At the end of last year I was doing a little public relations work in New York to promote my documentary “Tis Autumn: The Search For Jackie Paris”. Accompanying me on my round of interviews was a very nice young lady, an assistant who worked at the firm handling the p.r. She asked me what I was going to do next and I optimistically announced (I say optimistically because I had as yet not a whiff of the necessary financing) that Andy Garcia and I would soon be making a film called “City Island”. Then she asked who else was in it. I mentioned a young actor named Steven Strait who (I thought it necessary to explain) would soon be out in “10,000BC”…and that’s as far as I got. The reaction she had was galvanic, Beatles-like in its intensity. Words issued forth from this otherwise reserved and professional young woman in what can only be described as a gusher of gush: Can I meet him? What’s he like? He’s so hot. Wo, you know Steven Strait?” You get the idea.
What’s odd about this is that while Steven has made several impactful appearences in films, he is (to my mind) still at the very beginning of what promises to be a seriously high-profile career. The reaction of the publicity girl indicates to me that sometimes stars are simply meant to be. Indeed I’ve since heard similar reactions from a number of other people…okay, they’re usually women under the age of thirty but hey–who goes to see movies, right? Steven has a serious following that are there waiting to watch him explode into stardom. People felt this way about Brad Pitt around the time of “Thelma And Louise”. Since “Undiscovered” and “Sky High”, Steven’s recognizability factor has been remarkably high–“The Covenant” and “10,000BC” clearly boosted awareness of him more. It takes only one to put someone over the top–into the elysian fields of “being a greenlight”–i.e. an actor whose interest in a movie guarantees financing.
Do I wish this on him? Does he wish it for himself? I don’t know. Steven’s a Stella Adler trained theater actor who grew up in Greenwich Village. This is important merely because, by dint of coming from New York (and a quarter that’s always been associated with the arts) he has, I suspect, few illusions about urban glamour and excitement. Indeed, given his relatively young age, he’s already something of a settled homebody. (His wife is a terrific actress named Lynn Collins–that would be them next to these words. And while you’re at it see her as Portia in the Al Pacino/MIchael Radford “Merchant Of Venice”–well worth checking out). Also, coming from New York gives you–in LA–a guaranteed ten point higher IQ advantage. And they respect that.Back to his age for a moment: could I really have been twenty-two WHEN HE WAS BORN? Christ…

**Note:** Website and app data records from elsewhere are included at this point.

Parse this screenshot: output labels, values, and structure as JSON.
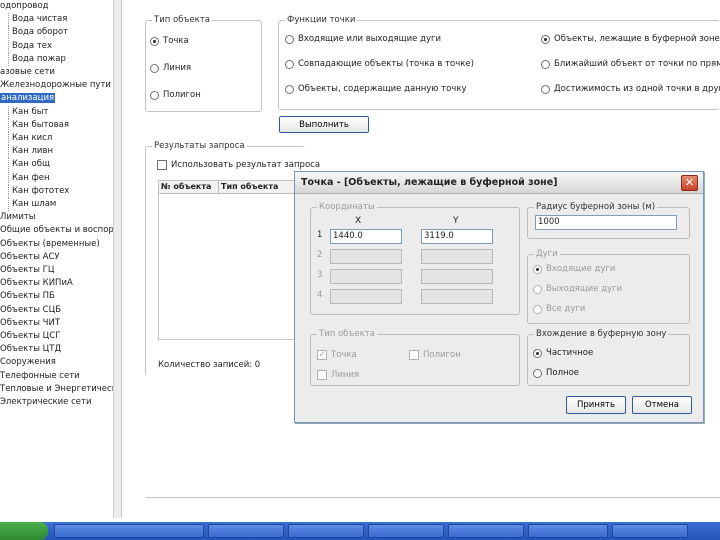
{
  "tree": {
    "items": [
      {
        "label": "одопровод",
        "child": false
      },
      {
        "label": "Вода чистая",
        "child": true
      },
      {
        "label": "Вода оборот",
        "child": true
      },
      {
        "label": "Вода тех",
        "child": true
      },
      {
        "label": "Вода пожар",
        "child": true
      },
      {
        "label": "азовые сети",
        "child": false
      },
      {
        "label": "Железнодорожные пути",
        "child": false
      },
      {
        "label": "анализация",
        "child": false,
        "selected": true
      },
      {
        "label": "Кан быт",
        "child": true
      },
      {
        "label": "Кан бытовая",
        "child": true
      },
      {
        "label": "Кан кисл",
        "child": true
      },
      {
        "label": "Кан ливн",
        "child": true
      },
      {
        "label": "Кан общ",
        "child": true
      },
      {
        "label": "Кан фен",
        "child": true
      },
      {
        "label": "Кан фототех",
        "child": true
      },
      {
        "label": "Кан шлам",
        "child": true
      },
      {
        "label": "Лимиты",
        "child": false
      },
      {
        "label": "Общие объекты и воспорных",
        "child": false
      },
      {
        "label": "Объекты (временные)",
        "child": false
      },
      {
        "label": "Объекты АСУ",
        "child": false
      },
      {
        "label": "Объекты ГЦ",
        "child": false
      },
      {
        "label": "Объекты КИПиА",
        "child": false
      },
      {
        "label": "Объекты ПБ",
        "child": false
      },
      {
        "label": "Объекты СЦБ",
        "child": false
      },
      {
        "label": "Объекты ЧИТ",
        "child": false
      },
      {
        "label": "Объекты ЦСГ",
        "child": false
      },
      {
        "label": "Объекты ЦТД",
        "child": false
      },
      {
        "label": "Сооружения",
        "child": false
      },
      {
        "label": "Телефонные сети",
        "child": false
      },
      {
        "label": "Тепловые и Энергетические",
        "child": false
      },
      {
        "label": "Электрические сети",
        "child": false
      }
    ]
  },
  "object_type": {
    "title": "Тип объекта",
    "options": [
      "Точка",
      "Линия",
      "Полигон"
    ],
    "selected": 0
  },
  "point_functions": {
    "title": "Функции точки",
    "left": [
      "Входящие или выходящие дуги",
      "Совпадающие объекты (точка в точке)",
      "Объекты, содержащие данную точку"
    ],
    "right": [
      "Объекты, лежащие в буферной зоне",
      "Ближайший объект от точки по прямой",
      "Достижимость из одной точки в другую"
    ],
    "selected": "right-0"
  },
  "execute_button": "Выполнить",
  "results": {
    "title": "Результаты запроса",
    "use_result_label": "Использовать результат запроса",
    "columns": [
      "№ объекта",
      "Тип объекта"
    ],
    "count_label": "Количество записей: 0"
  },
  "dialog": {
    "title": "Точка - [Объекты, лежащие в буферной зоне]",
    "close_glyph": "✕",
    "coords": {
      "title": "Координаты",
      "x_header": "X",
      "y_header": "Y",
      "rows": [
        {
          "n": "1",
          "x": "1440.0",
          "y": "3119.0"
        },
        {
          "n": "2",
          "x": "",
          "y": ""
        },
        {
          "n": "3",
          "x": "",
          "y": ""
        },
        {
          "n": "4",
          "x": "",
          "y": ""
        }
      ]
    },
    "radius": {
      "title": "Радиус буферной зоны (м)",
      "value": "1000"
    },
    "arcs": {
      "title": "Дуги",
      "options": [
        "Входящие дуги",
        "Выходящие дуги",
        "Все дуги"
      ]
    },
    "obj_type": {
      "title": "Тип объекта",
      "point": "Точка",
      "polygon": "Полигон",
      "line": "Линия",
      "point_checked": true
    },
    "inclusion": {
      "title": "Вхождение в буферную зону",
      "options": [
        "Частичное",
        "Полное"
      ],
      "selected": 0
    },
    "apply_button": "Принять",
    "cancel_button": "Отмена"
  },
  "colors": {
    "accent": "#316ac5",
    "taskbar": "#2455b8",
    "close": "#c4442a"
  }
}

Back to the stars who can greenlight a movie; the way the system has wound up working places an unbelievable strain on a star actor–other people’s careers daily hang by a thread based on what you may or may not wish to do. No wonder Tom Cruise started dancing on couches. What I can tell you about Steven is that he is a remarkably intense and seriously trained actor with a dynamic film presence. He is also unbelievably open and friendly. So were that kind of a career to come to him, I have a feeling he’d handle it better than most. Recently we were talking–and talking and talking–and suddenly I heard myself say to him, “I feel like I could talk with you for hours”. He has no hidden areas or no trespassing signs. This is someone who, at a young age, has a clarity and directness of expression and a tremendous sense of good will toward humanity that most of us rarely develop–and many only after years of bizarre therapy treatments which have their own odd side effects (in my case a complete inability, when having a pleasant time, to wonder if the entire social exchange is, in fact, being secretly taped and examined by graduated psychology students. I don’t know. Does that sound weird?)
In “City Island”, Steven plays the role of a young con in prison who is inexplicably taken out of prison by one of the guards–excuse me, Corrections Officers (played by Andy Garcia) and brought into the CO’s home to live. Why? He doesn’t know. But we do. But the family doesn’t. But Andy’s character does. But enough spoilers. Plot your own movie. Or try to guess the plot of mine!
Here’s a Steven fansite. And below, check out Steven talking with Ellen DeGeneris about “10,000BC”.